To this end, Hinton is currently working on two pilot projects to set up a fair trade gold certification system for Uganda. As the country’s informal market works right now, miners are essentially at the mercy of intermediary buyers who cycle or drive around mine sites all day and negotiate prices with miners. A fair trade system would provide miners with a direct link to national or international markets, allowing them to sell for a higher price. Not only would miners benefit from such a regulatory system, but national governments would too. In Uganda’s current market, significant price variations between countries and porous borders mean minerals are smuggled out and government taxes and royalties are not paid. Support is growing for greater market access for producers in the hopes that this situation will change.
Since completing her PhD at UBC in 2011, Hinton has done a lot of work to increase recognition of gender issues in artisanal mining. (Recent projects have included developing guidelines for gender mainstreaming of artisanal mining projects for the World Bank and mining policies and legislation for the 11 member states of the International Conference of the Great Lakes Region). Although the scope of her work is often challenging, she remains as passionate about it as the day she started. In fact, she still remembers the moment when her future became clear. It was near the end of her undergraduate studies at UBC.
“I took a course on mining and the environment and there was a crazy, enthusiastic Brazilian professor who is fairly renowned at UBC for his guitar playing,” she says. “His class had modules on artisanal mining and the work he had done, mostly in South America. I had this ‘aha’ moment thinking, ‘I would love to do this!’”
A year later, Hinton was presented with the opportunity to do a master’s degree in mining with that same professor, Marcello Veiga, and she had to make a decision: to continue down the environmental engineering path she was on or switch her focus to the social and environmental issues related to artisanal mining. “Within three weeks I was on a plane to Brazil and starting my master’s research,” she says. “That was 1999. It just kind of took off from there.”
The Sustainability Working Group
The Sustainability Working Group at UBC examines environmental and social issues related to mining and is helping to create responsible mining techniques. As well as mining, geological and chemical engineers, the group includes geologists, lawyers, planners and anthropologists with experience in the mining industry, consulting and non-governmental organizations.
Hinton completed her PhD as part of UBC’s BRIDGE program, which links engineering, public health and policy.
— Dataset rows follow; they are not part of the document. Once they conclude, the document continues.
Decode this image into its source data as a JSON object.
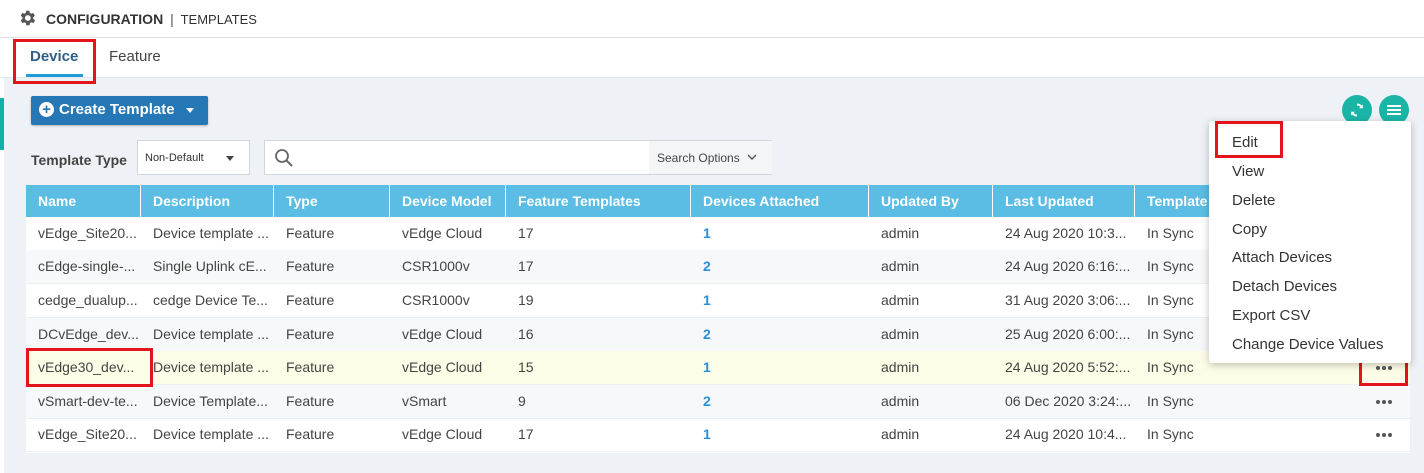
{
  "header": {
    "title": "CONFIGURATION",
    "separator": "|",
    "subtitle": "TEMPLATES",
    "icon": "gear-icon"
  },
  "tabs": [
    {
      "label": "Device",
      "active": true
    },
    {
      "label": "Feature",
      "active": false
    }
  ],
  "toolbar": {
    "create_label": "Create Template",
    "refresh_icon": "refresh-icon",
    "menu_icon": "hamburger-menu-icon"
  },
  "filters": {
    "template_type_label": "Template Type",
    "template_type_value": "Non-Default",
    "search_placeholder": "",
    "search_options_label": "Search Options"
  },
  "table": {
    "columns": [
      "Name",
      "Description",
      "Type",
      "Device Model",
      "Feature Templates",
      "Devices Attached",
      "Updated By",
      "Last Updated",
      "Template"
    ],
    "rows": [
      [
        "vEdge_Site20...",
        "Device template ...",
        "Feature",
        "vEdge Cloud",
        "17",
        "1",
        "admin",
        "24 Aug 2020 10:3...",
        "In Sync"
      ],
      [
        "cEdge-single-...",
        "Single Uplink cE...",
        "Feature",
        "CSR1000v",
        "17",
        "2",
        "admin",
        "24 Aug 2020 6:16:...",
        "In Sync"
      ],
      [
        "cedge_dualup...",
        "cedge Device Te...",
        "Feature",
        "CSR1000v",
        "19",
        "1",
        "admin",
        "31 Aug 2020 3:06:...",
        "In Sync"
      ],
      [
        "DCvEdge_dev...",
        "Device template ...",
        "Feature",
        "vEdge Cloud",
        "16",
        "2",
        "admin",
        "25 Aug 2020 6:00:...",
        "In Sync"
      ],
      [
        "vEdge30_dev...",
        "Device template ...",
        "Feature",
        "vEdge Cloud",
        "15",
        "1",
        "admin",
        "24 Aug 2020 5:52:...",
        "In Sync"
      ],
      [
        "vSmart-dev-te...",
        "Device Template...",
        "Feature",
        "vSmart",
        "9",
        "2",
        "admin",
        "06 Dec 2020 3:24:...",
        "In Sync"
      ],
      [
        "vEdge_Site20...",
        "Device template ...",
        "Feature",
        "vEdge Cloud",
        "17",
        "1",
        "admin",
        "24 Aug 2020 10:4...",
        "In Sync"
      ]
    ]
  },
  "context_menu": {
    "items": [
      "Edit",
      "View",
      "Delete",
      "Copy",
      "Attach Devices",
      "Detach Devices",
      "Export CSV",
      "Change Device Values"
    ]
  },
  "colors": {
    "accent": "#2577b5",
    "table_header": "#5bbde3",
    "teal": "#1bb5a8",
    "highlight_box": "#e3141c",
    "link": "#2b8fd6"
  }
}
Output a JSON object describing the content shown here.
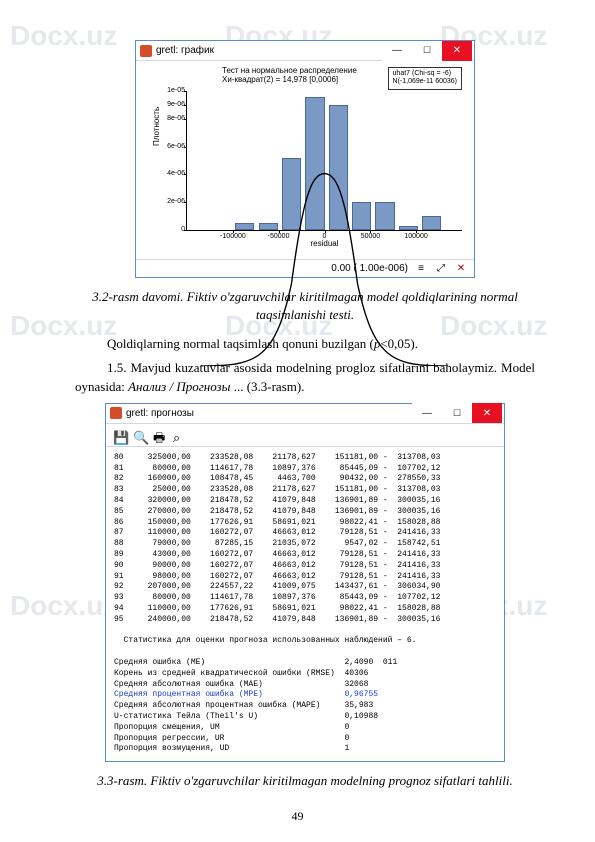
{
  "watermarks": [
    "Docx.uz",
    "Docx.uz",
    "Docx.uz",
    "Docx.uz",
    "Docx.uz",
    "Docx.uz",
    "Docx.uz",
    "Docx.uz",
    "Docx.uz"
  ],
  "chart_window": {
    "title": "gretl: график",
    "minimize": "Minimize",
    "maximize": "Maximize",
    "close": "Close"
  },
  "chart_data": {
    "type": "bar",
    "title_line1": "Тест на нормальное распределение",
    "title_line2": "Хи-квадрат(2) = 14,978 [0,0006]",
    "legend_line1": "uhat7 (Chi-sq = -6)",
    "legend_line2": "N(-1,069e-11 60036)",
    "xlabel": "residual",
    "ylabel": "Плотность",
    "xlim": [
      -150000,
      150000
    ],
    "ylim": [
      0,
      1e-05
    ],
    "xticks": [
      "-100000",
      "-50000",
      "0",
      "50000",
      "100000"
    ],
    "yticks": [
      "0",
      "2e-06",
      "4e-06",
      "6e-06",
      "8e-06",
      "9e-06",
      "1e-05"
    ],
    "bars": [
      {
        "x_center": -87500,
        "height": 5e-07
      },
      {
        "x_center": -62500,
        "height": 5e-07
      },
      {
        "x_center": -37500,
        "height": 5.2e-06
      },
      {
        "x_center": -12500,
        "height": 9.6e-06
      },
      {
        "x_center": 12500,
        "height": 9e-06
      },
      {
        "x_center": 37500,
        "height": 2e-06
      },
      {
        "x_center": 62500,
        "height": 2e-06
      },
      {
        "x_center": 87500,
        "height": 3e-07
      },
      {
        "x_center": 112500,
        "height": 1e-06
      }
    ],
    "normal_curve": true
  },
  "footer_text": "0.00 ( 1.00e-006)",
  "caption1_line1": "3.2-rasm davomi. Fiktiv o'zgaruvchilar kiritilmagan model qoldiqlarining normal",
  "caption1_line2": "taqsimlanishi testi.",
  "para1": "Qoldiqlarning normal taqsimlash qonuni buzilgan (",
  "para1_math": "p",
  "para1_tail": "<0,05).",
  "para2": "1.5.  Mavjud  kuzatuvlar  asosida  modelning  progloz  sifatlarini  baholaymiz. Model oynasida: ",
  "para2_ital": "Анализ / Прогнозы",
  "para2_tail": " ... (3.3-rasm).",
  "forecast_window": {
    "title": "gretl: прогнозы",
    "tool_save": "Save",
    "tool_plus": "Zoom",
    "tool_print": "Print",
    "tool_search": "Search"
  },
  "forecast_rows": [
    "80     325000,00    233528,08    21178,627    151181,00 -  313708,03",
    "81      80000,00    114617,78    10897,376     85445,09 -  107702,12",
    "82     160000,00    108478,45     4463,700     90432,00 -  278550,33",
    "83      25000,00    233528,08    21178,627    151181,00 -  313708,03",
    "84     320000,00    218478,52    41079,848    136901,89 -  300035,16",
    "85     270000,00    218478,52    41079,848    136901,89 -  300035,16",
    "86     150000,00    177626,91    58691,021     98022,41 -  158028,88",
    "87     110000,00    160272,07    46663,012     79128,51 -  241416,33",
    "88      79000,00     87285,15    21035,072      9547,02 -  158742,51",
    "89      43000,00    160272,07    46663,012     79128,51 -  241416,33",
    "90      90000,00    160272,07    46663,012     79128,51 -  241416,33",
    "91      98000,00    160272,07    46663,012     79128,51 -  241416,33",
    "92     207000,00    224557,22    41009,075    143437,61 -  306034,90",
    "93      80000,00    114617,78    10897,376     85443,09 -  107702,12",
    "94     110000,00    177626,91    58691,021     98022,41 -  158028,88",
    "95     240000,00    218478,52    41079,848    136901,89 -  300035,16"
  ],
  "forecast_stats_header": "Статистика для оценки прогноза использованных наблюдений – 6.",
  "forecast_stats": [
    {
      "label": "Средняя ошибка (МЕ)",
      "value": "2,4090  011"
    },
    {
      "label": "Корень из средней квадратической ошибки (RMSE)",
      "value": "40306"
    },
    {
      "label": "Средняя абсолютная ошибка (МАЕ)",
      "value": "32068"
    },
    {
      "label": "Средняя процентная ошибка (MPE)",
      "value": "0,96755",
      "blue": true
    },
    {
      "label": "Средняя абсолютная процентная ошибка (MAPE)",
      "value": "35,983"
    },
    {
      "label": "U-статистика Тейла (Theil's U)",
      "value": "0,10988"
    },
    {
      "label": "Пропорция смещения, UM",
      "value": "0"
    },
    {
      "label": "Пропорция регрессии, UR",
      "value": "0"
    },
    {
      "label": "Пропорция возмущения, UD",
      "value": "1"
    }
  ],
  "caption2": "3.3-rasm. Fiktiv o'zgaruvchilar kiritilmagan modelning prognoz sifatlari tahlili.",
  "page_number": "49"
}
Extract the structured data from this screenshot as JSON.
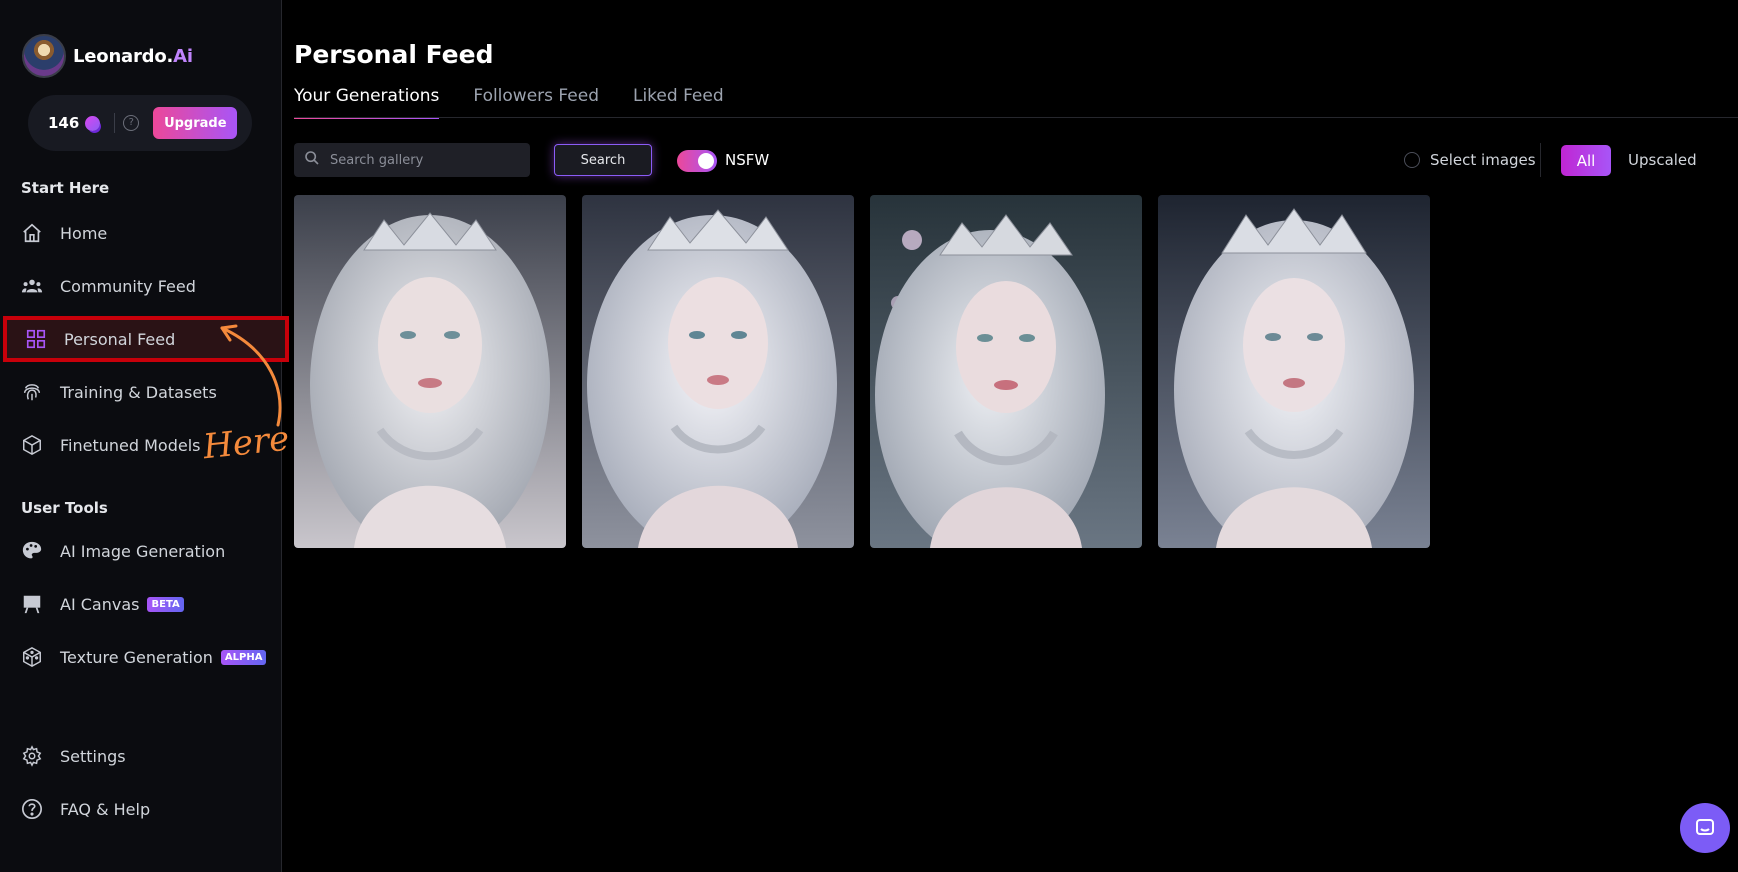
{
  "app": {
    "name_main": "Leonardo.",
    "name_accent": "Ai"
  },
  "credits": {
    "count": "146",
    "upgrade_label": "Upgrade",
    "help_glyph": "?"
  },
  "sidebar": {
    "section_start": "Start Here",
    "section_tools": "User Tools",
    "items": [
      {
        "label": "Home",
        "icon": "home-icon"
      },
      {
        "label": "Community Feed",
        "icon": "users-icon"
      },
      {
        "label": "Personal Feed",
        "icon": "grid-icon"
      },
      {
        "label": "Training & Datasets",
        "icon": "fingerprint-icon"
      },
      {
        "label": "Finetuned Models",
        "icon": "cube-icon"
      }
    ],
    "tools": [
      {
        "label": "AI Image Generation",
        "icon": "palette-icon",
        "badge": ""
      },
      {
        "label": "AI Canvas",
        "icon": "easel-icon",
        "badge": "BETA"
      },
      {
        "label": "Texture Generation",
        "icon": "dice-icon",
        "badge": "ALPHA"
      }
    ],
    "footer": [
      {
        "label": "Settings",
        "icon": "gear-icon"
      },
      {
        "label": "FAQ & Help",
        "icon": "question-icon"
      }
    ]
  },
  "annotation": {
    "text": "Here !!",
    "color": "#f48a3c"
  },
  "main": {
    "title": "Personal Feed",
    "tabs": [
      {
        "label": "Your Generations",
        "active": true
      },
      {
        "label": "Followers Feed",
        "active": false
      },
      {
        "label": "Liked Feed",
        "active": false
      }
    ],
    "search_placeholder": "Search gallery",
    "search_button": "Search",
    "nsfw_label": "NSFW",
    "nsfw_enabled": true,
    "select_images_label": "Select images",
    "filter_all": "All",
    "filter_upscaled": "Upscaled"
  },
  "colors": {
    "accent_pink": "#ec4899",
    "accent_purple": "#a855f7",
    "highlight_red": "#c8000a",
    "background": "#000000"
  }
}
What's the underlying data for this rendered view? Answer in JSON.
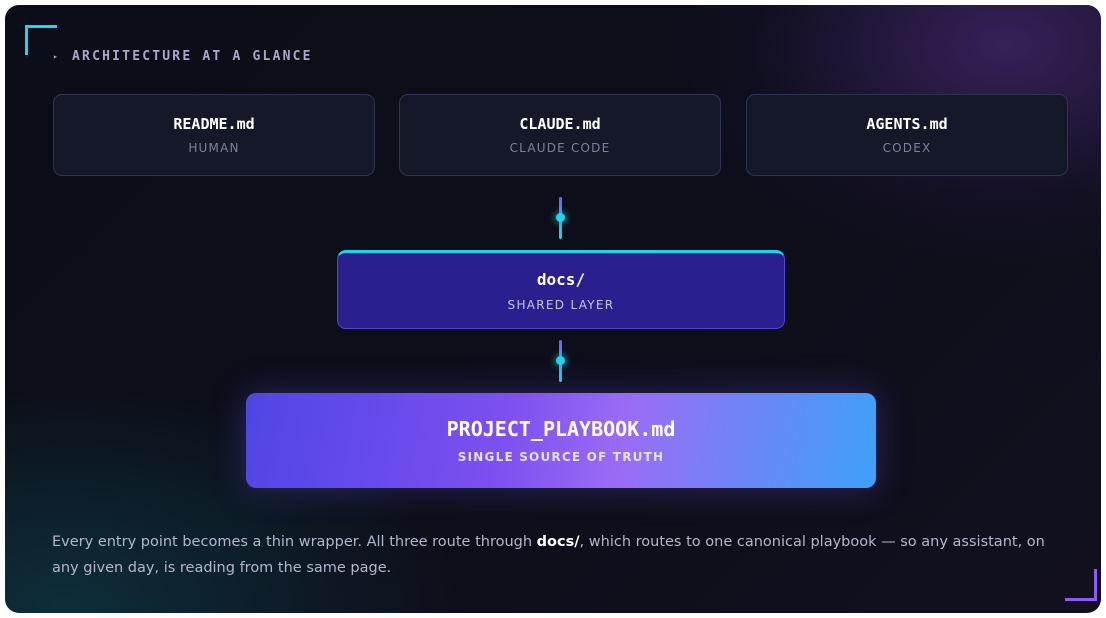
{
  "header": {
    "eyebrow_marker": "▸",
    "eyebrow": "ARCHITECTURE AT A GLANCE"
  },
  "entry_points": [
    {
      "file": "README.md",
      "audience": "HUMAN"
    },
    {
      "file": "CLAUDE.md",
      "audience": "CLAUDE CODE"
    },
    {
      "file": "AGENTS.md",
      "audience": "CODEX"
    }
  ],
  "shared_layer": {
    "name": "docs/",
    "label": "SHARED LAYER"
  },
  "playbook": {
    "name": "PROJECT_PLAYBOOK.md",
    "label": "SINGLE SOURCE OF TRUTH"
  },
  "caption": {
    "before": "Every entry point becomes a thin wrapper. All three route through ",
    "highlight": "docs/",
    "after": ", which routes to one canonical playbook — so any assistant, on any given day, is reading from the same page."
  },
  "colors": {
    "accent_cyan": "#22d3ee",
    "accent_violet": "#8b5cf6",
    "shared_layer_bg": "#2a1f8e",
    "playbook_gradient_start": "#4f46e5",
    "playbook_gradient_end": "#3ea1f9"
  }
}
Find out more about the program
Other artisanal mining research at UBC
Here are some recent stories about UBC professor Marcello Veiga’s work (published by UBC Public Affairs):